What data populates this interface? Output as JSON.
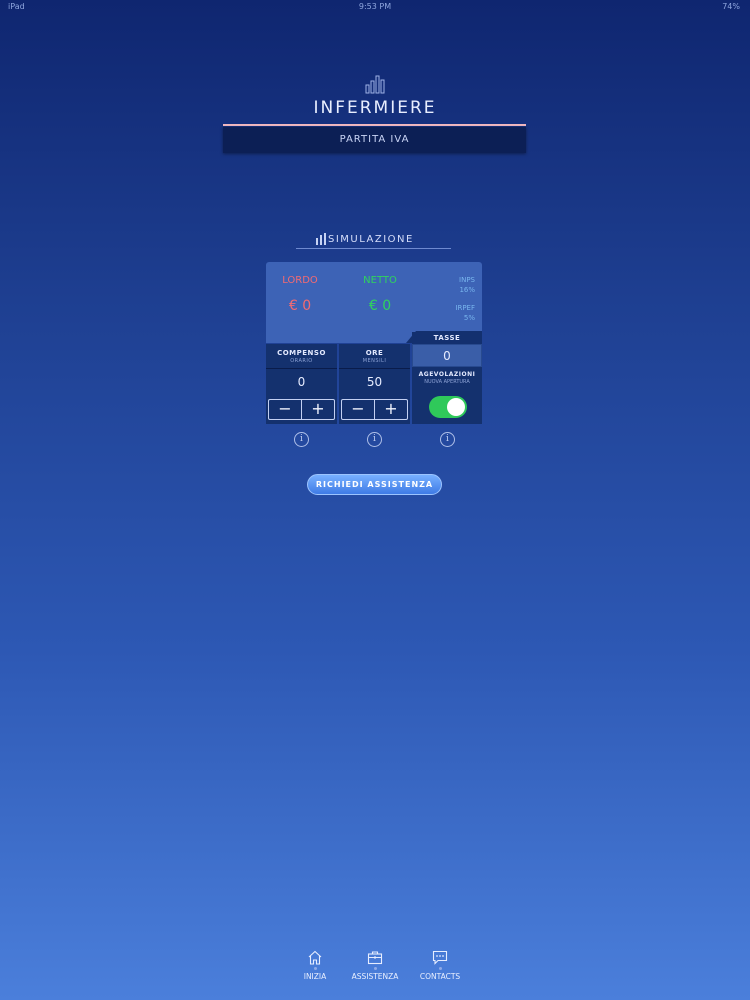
{
  "status_bar": {
    "left": "iPad",
    "time": "9:53 PM",
    "battery": "74%"
  },
  "header": {
    "icon": "bar-chart-icon",
    "title": "INFERMIERE",
    "subtitle": "PARTITA IVA"
  },
  "simulation": {
    "section_label": "SIMULAZIONE",
    "lordo": {
      "label": "LORDO",
      "value": "€ 0",
      "color": "#f26a72"
    },
    "netto": {
      "label": "NETTO",
      "value": "€ 0",
      "color": "#2fd35e"
    },
    "taxes": {
      "inps_label": "INPS",
      "inps_value": "16%",
      "irpef_label": "IRPEF",
      "irpef_value": "5%"
    },
    "compenso": {
      "label": "COMPENSO",
      "sublabel": "ORARIO",
      "value": "0",
      "minus": "−",
      "plus": "+"
    },
    "ore": {
      "label": "ORE",
      "sublabel": "MENSILI",
      "value": "50",
      "minus": "−",
      "plus": "+"
    },
    "tasse": {
      "label": "TASSE",
      "value": "0"
    },
    "agevolazioni": {
      "label": "AGEVOLAZIONI",
      "sublabel": "NUOVA APERTURA",
      "toggle_on": true
    },
    "info_glyph": "i"
  },
  "assist_button": "RICHIEDI ASSISTENZA",
  "tabbar": [
    {
      "label": "INIZIA",
      "icon": "home-icon"
    },
    {
      "label": "ASSISTENZA",
      "icon": "briefcase-icon"
    },
    {
      "label": "CONTACTS",
      "icon": "chat-icon"
    }
  ]
}
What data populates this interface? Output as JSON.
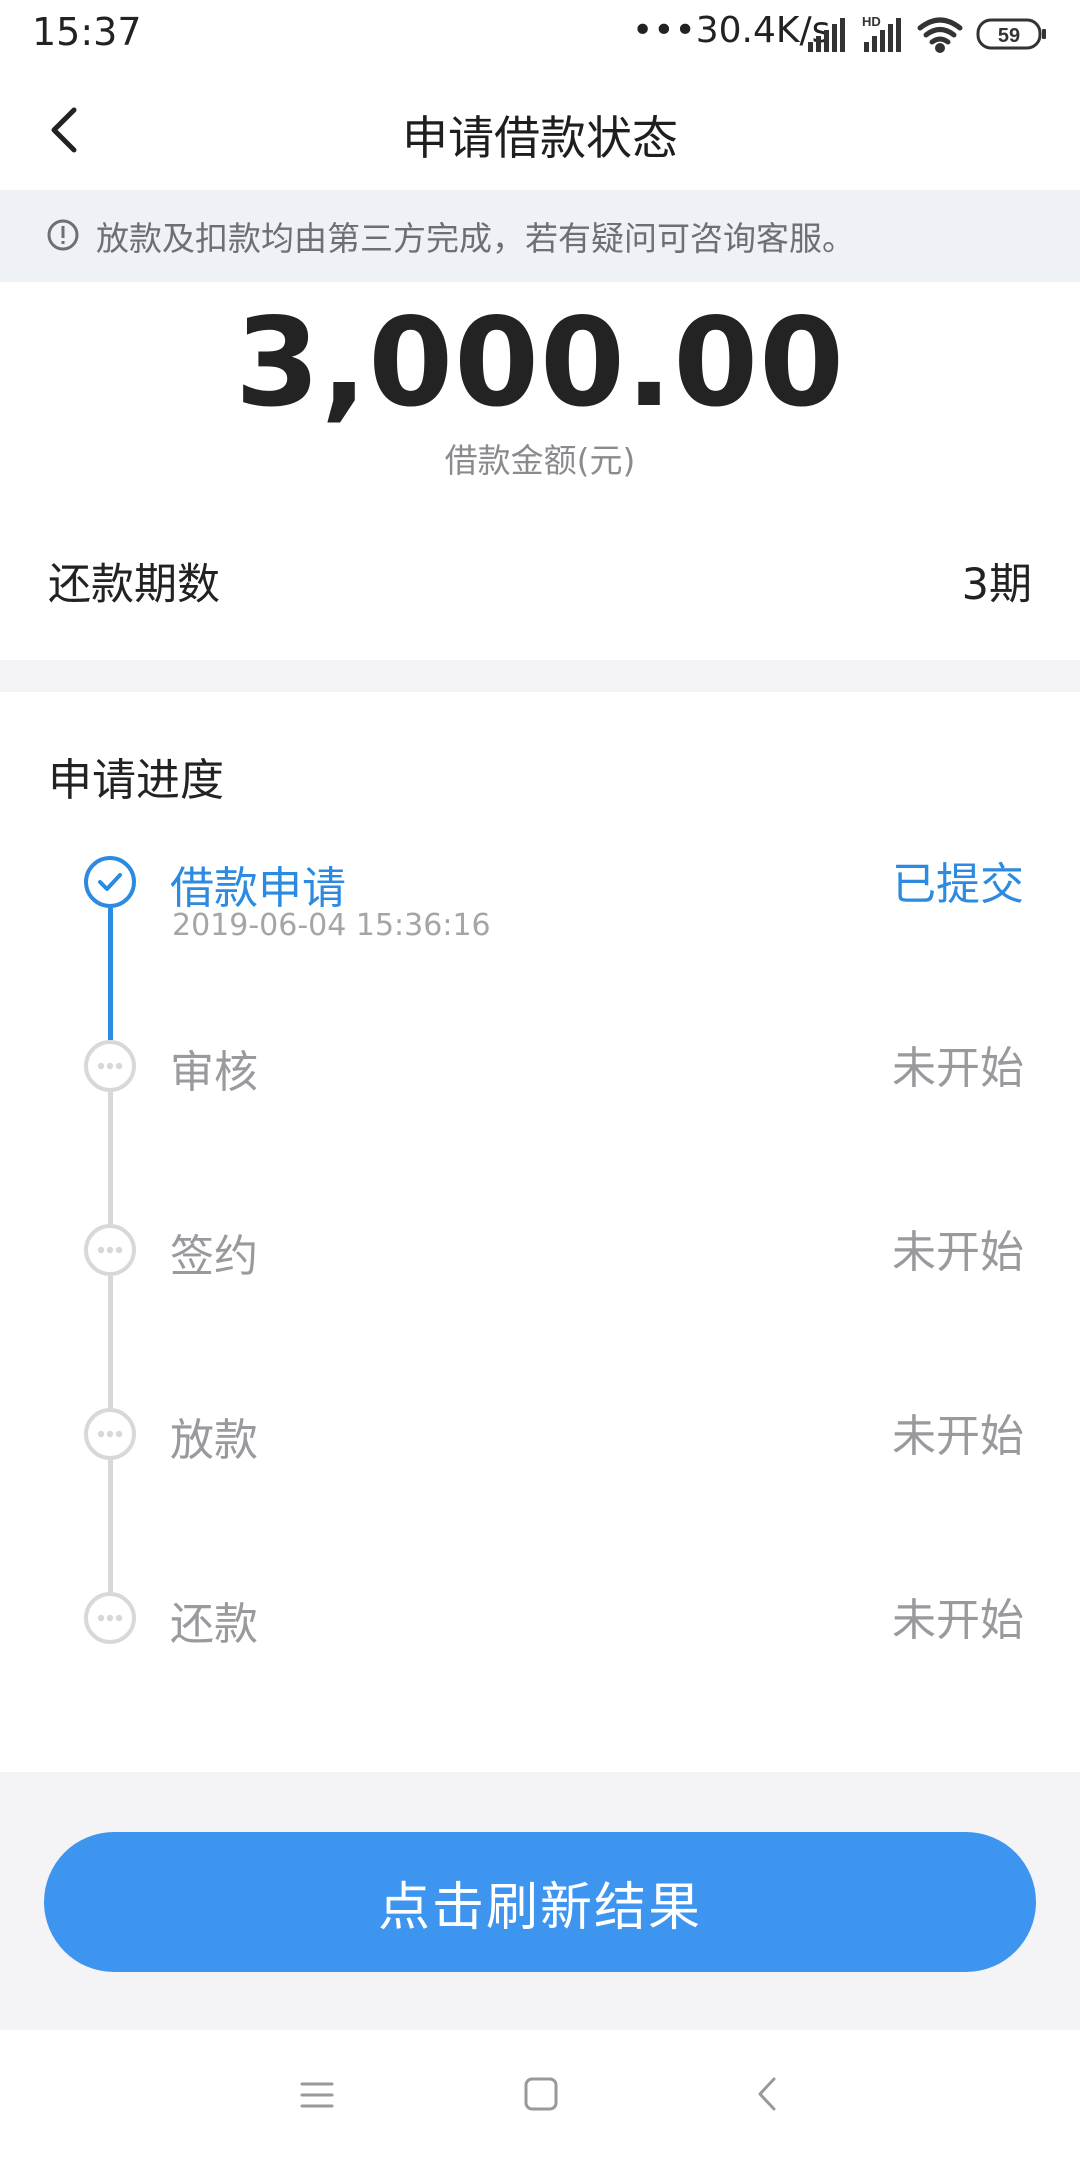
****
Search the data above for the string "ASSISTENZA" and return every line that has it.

  "assist_button": "RICHIEDI ASSISTENZA",
      "label": "ASSISTENZA",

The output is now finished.